Wave-Current Interactions at Meso and Submesoscales: Insights from Idealized Numerical Simulations

Ana Beatriz Villas Boas, Scripps Institution of Oceanography, La Jolla, CA, United States, Fabrice Ardhuin, University of Bretagne Occidentale, CNRS, IFREMER, IRD, Plouzané, France, Bruce D Cornuelle, University of California San Diego, La Jolla, CA, United States, Sarah T Gille, UCSD, La Jolla, CA, United States and Matthew R Mazloff, Scripps Institution of Oceanography, University of California, San Diego, La Jolla, CA, United States
Abstract:

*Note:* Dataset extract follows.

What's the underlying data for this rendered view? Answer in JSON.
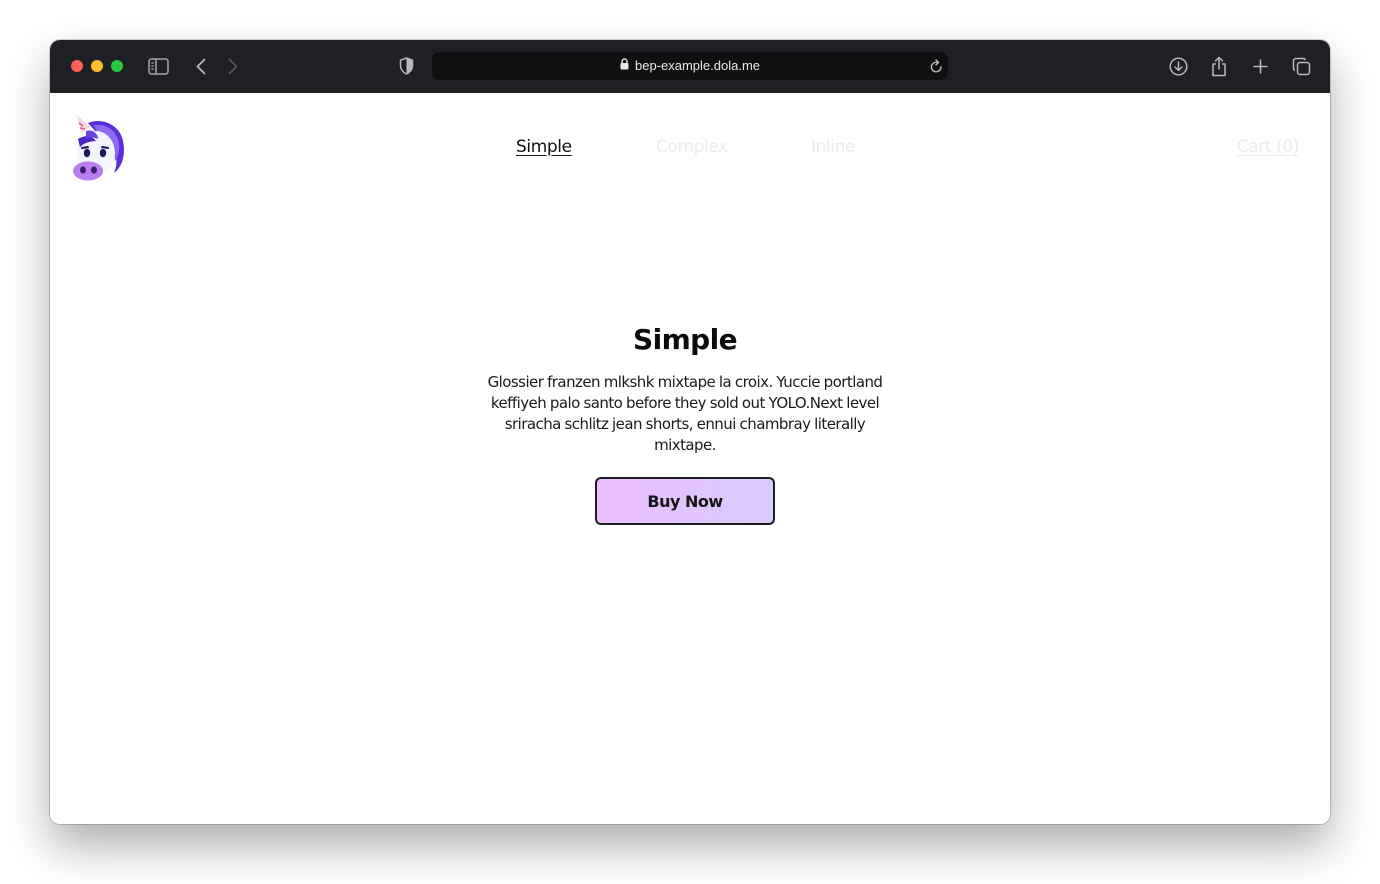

Surface gravity waves play a major role in the exchange of momentum, heat, energy, and gases between the ocean and the atmosphere. Waves are modulated by ocean currents via wave–current interactions, which lead to variations in their direction, frequency, and amplitude. Recent studies of wave-current interactions suggest that the spatial variability of the significant wave height at submesoscales (10-100 km) is dominated by the spatial variability of the current field. At these scales, divergent motions associated with tides and inertia-gravity waves may contribute to a large portion of the surface kinetic energy (EKE). In the California Current region, for example, the EKE at submesoscales is mostly dominated by balanced (rotational) motions in late winter/spring, while divergence is stronger in late summer/fall. If surface waves respond differently to divergence and vorticity, seasonal changes in the dominant regime of surface currents may lead to significant changes in the surface wave field. In the present work, we use an ensemble of synthetic flow fields to force WAVEWATCH III and assess the relative impact of current divergence and vorticity in modifying several properties of the waves. We find that the wavenumber spectrum of the significant wave height (Hs) is highly sensitive to the nature of the underlying current and that at wavelengths from 10-100 km the spectral slope of Hs nearly follows EKE spectral slope.

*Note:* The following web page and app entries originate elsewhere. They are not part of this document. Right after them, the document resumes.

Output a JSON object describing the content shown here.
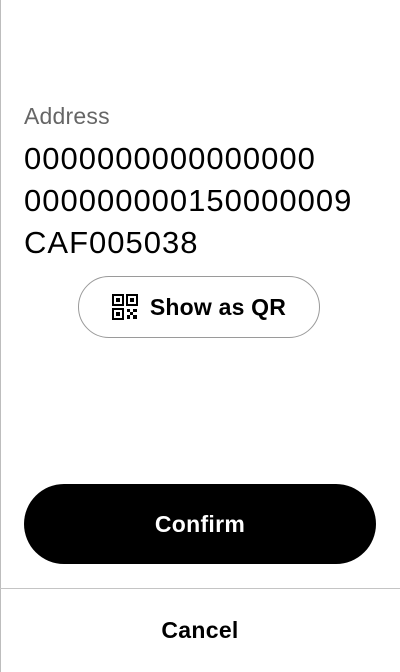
{
  "address": {
    "label": "Address",
    "lines": [
      "0000000000000000",
      "000000000150000009",
      "CAF005038"
    ]
  },
  "qr_button": {
    "label": "Show as QR",
    "icon": "qr-code-icon"
  },
  "confirm_button": {
    "label": "Confirm"
  },
  "cancel_button": {
    "label": "Cancel"
  },
  "colors": {
    "background": "#ffffff",
    "primary": "#000000",
    "label_gray": "#666666",
    "border_gray": "#9a9a9a"
  }
}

In addition, the response behavior diagnosed with the idealized ensembles are used to interpret the results of simulations using surface currents from the 2 km resolution LLC4320 MITgcm output in the California Current region. The results suggest that wave parameters could be used to detect and characterize strong gradients in the velocity field which is particularly relevant for SWOT, as well as CFOSAT and several proposed satellite missions.